USC researchers have identified biomarkers associated with severe birth defects in babies born to women infected with the Zika virus. The discovery could lead to screening tests and a better understanding about how the infection leads to fetal abnormalities.

The findings appear in the Nov. 2 Journal of Clinical Investigation Insight.

“The highest risk of birth defects is from Zika virus infection during the first and second trimester. A prenatal test has the potential to relieve the concerns of many expectant mothers,” said Suan-Sin Foo, a research associate in the Department of Molecular Microbiology and Immunology at the Keck School of Medicine of USC and the study’s first author. “We still have a lot to learn about how Zika virus affects the immune responses in the mother, and how infection can negatively impact her baby.”

Most people infected with the Zika virus, which is spread by the Aedes mosquito, experience no symptoms or mild illness with low-grade fever. But fetuses exposed to Zika in the womb are at risk for devastating neurological defects. One of those defects, microcephaly — a smaller-than-usual head size — gained prominence in 2015 with Brazil reporting an unusual number of cases in babies born to mothers infected with the virus.

As those infants have become toddlers, some can’t see, walk, chew or talk and will require a lifetime of care, according to the Centers for Disease Control and Prevention. In the United States, there have been approximately 2,483 pregnant women infected with Zika and 116 infants born with Zika-associated birth defects since 2015.

Aedes mosquitoes have been found in Los Angeles, but none carrying the Zika virus, according to the Los Angeles County Department of Public Health.

Zika birth defects: Pregnant women examined through blood samples

For the study, researchers examined the immune systems of pregnant women through blood samples taken during the first, second and third trimesters of pregnancy. They compared blood samples from 30 Zika-infected, pregnant women in Brazil with 30 healthy pregnant women in Brazil and 14 in Los Angeles.

Specifically, the researchers were looking at cytokines, which are messenger chemicals released by the body in response to an infection. Across a panel of 69 cytokines screened, they identified 16 cytokines that appeared to be associated with Zika-induced abnormal births.

It isn’t clear whether the messenger chemicals cause the birth defects or are secreted in response to something else, the researchers said.

“Ultrasound is routinely used during pregnancy to check a baby’s condition, but there’s a limit to what can be seen. Magnetic resonance imaging can give clear, high-resolution ‘snapshots’ of the fetus, but there are safety concerns for the baby and it is recommended for second- and third-trimester pregnancy,” said Weiqiang Chen, a research associate in the Department of Molecular Microbiology and Immunology at the Keck School and the study’s co-first author.

The team’s findings identified a panel of biomarkers that may potentially be useful in predicting Zika-associated fetal outcomes regardless of pregnancy stages, simply by evaluating the mothers’ blood, Chen explained.

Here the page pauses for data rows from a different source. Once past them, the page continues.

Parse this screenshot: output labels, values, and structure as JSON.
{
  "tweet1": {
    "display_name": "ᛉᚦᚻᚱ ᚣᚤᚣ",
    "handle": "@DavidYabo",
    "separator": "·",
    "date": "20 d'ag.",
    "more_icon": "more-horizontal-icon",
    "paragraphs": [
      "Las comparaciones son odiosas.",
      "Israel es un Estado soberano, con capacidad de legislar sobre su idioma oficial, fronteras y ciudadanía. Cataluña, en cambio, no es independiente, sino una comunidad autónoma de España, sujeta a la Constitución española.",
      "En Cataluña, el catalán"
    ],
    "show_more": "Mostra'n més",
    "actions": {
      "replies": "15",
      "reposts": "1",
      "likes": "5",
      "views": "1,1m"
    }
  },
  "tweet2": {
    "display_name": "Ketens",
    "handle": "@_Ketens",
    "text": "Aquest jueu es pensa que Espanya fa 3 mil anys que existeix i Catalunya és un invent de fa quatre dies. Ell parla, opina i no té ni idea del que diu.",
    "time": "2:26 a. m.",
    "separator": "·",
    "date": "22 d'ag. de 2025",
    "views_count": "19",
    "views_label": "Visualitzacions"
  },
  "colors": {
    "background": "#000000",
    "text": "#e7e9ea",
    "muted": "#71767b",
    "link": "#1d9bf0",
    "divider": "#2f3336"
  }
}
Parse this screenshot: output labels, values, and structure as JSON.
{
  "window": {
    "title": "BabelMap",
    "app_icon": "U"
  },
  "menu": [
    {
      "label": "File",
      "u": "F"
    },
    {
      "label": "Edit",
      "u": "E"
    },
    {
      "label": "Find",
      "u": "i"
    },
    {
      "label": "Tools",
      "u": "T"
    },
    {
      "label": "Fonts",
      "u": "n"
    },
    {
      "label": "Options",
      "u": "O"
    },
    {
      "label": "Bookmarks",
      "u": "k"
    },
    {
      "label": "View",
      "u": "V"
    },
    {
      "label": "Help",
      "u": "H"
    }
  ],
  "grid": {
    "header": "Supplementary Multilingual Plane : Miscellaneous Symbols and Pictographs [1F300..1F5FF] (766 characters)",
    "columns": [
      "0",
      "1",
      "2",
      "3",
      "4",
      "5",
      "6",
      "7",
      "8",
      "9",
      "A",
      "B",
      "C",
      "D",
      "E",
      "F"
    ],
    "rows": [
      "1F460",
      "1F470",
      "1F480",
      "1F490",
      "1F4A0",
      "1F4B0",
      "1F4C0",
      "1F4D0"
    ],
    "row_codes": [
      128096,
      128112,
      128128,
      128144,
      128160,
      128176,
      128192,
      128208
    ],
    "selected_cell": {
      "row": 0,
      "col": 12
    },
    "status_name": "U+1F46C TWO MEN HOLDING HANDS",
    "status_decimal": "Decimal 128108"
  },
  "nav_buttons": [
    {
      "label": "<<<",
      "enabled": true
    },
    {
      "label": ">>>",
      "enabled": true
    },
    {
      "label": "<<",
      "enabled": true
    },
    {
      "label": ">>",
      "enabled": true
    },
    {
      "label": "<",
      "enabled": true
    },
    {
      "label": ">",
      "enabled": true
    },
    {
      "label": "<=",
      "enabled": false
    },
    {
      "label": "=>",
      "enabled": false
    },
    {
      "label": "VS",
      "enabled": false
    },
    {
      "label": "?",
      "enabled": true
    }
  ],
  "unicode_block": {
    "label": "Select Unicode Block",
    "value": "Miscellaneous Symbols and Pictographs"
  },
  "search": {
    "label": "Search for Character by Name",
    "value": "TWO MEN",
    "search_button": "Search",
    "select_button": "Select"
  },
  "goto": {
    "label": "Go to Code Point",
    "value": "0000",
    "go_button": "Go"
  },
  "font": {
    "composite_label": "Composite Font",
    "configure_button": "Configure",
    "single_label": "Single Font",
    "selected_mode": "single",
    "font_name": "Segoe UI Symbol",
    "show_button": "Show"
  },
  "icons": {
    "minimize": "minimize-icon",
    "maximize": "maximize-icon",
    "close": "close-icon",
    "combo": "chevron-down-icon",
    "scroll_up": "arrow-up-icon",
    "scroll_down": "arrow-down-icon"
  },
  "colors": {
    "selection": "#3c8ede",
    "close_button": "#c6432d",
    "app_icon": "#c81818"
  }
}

The study was led by Distinguished Professor Jae Jung, chair of the Department of Molecular Microbiology and Immunology at the Keck School of Medicine of USC, in collaboration with Patrícia Brasil of the Instituto Nacional de Infectologia Evandro Chagas in Brazil, and Karin Nielsen-Saines and Genhong Cheng of UCLA. Other authors are Shin-Ae Lee and Yen Chan of the Keck School of Medicine and Wai-Suet Lee of Griffith University in Australia.

The research was supported by grants from the National Institutes of Health (CA200422, CA180779, DE023926, AI073099, AI116585, AI129496, AI140705, AI069120, AI056154, AI078389, AI28697, AI40718 and AI129534-01), the Hastings Foundation and Fletcher Jones Foundation, Departamento de Ciência e Tecnologia (DECIT/25000.072811/2016-17) do Ministério da Saúde do Brasil and Coordenacao de Aperfeicoamento de Pessoal de Nivel Superior CAPES/ 88887.116627/2016-01.

— Leigh Hopper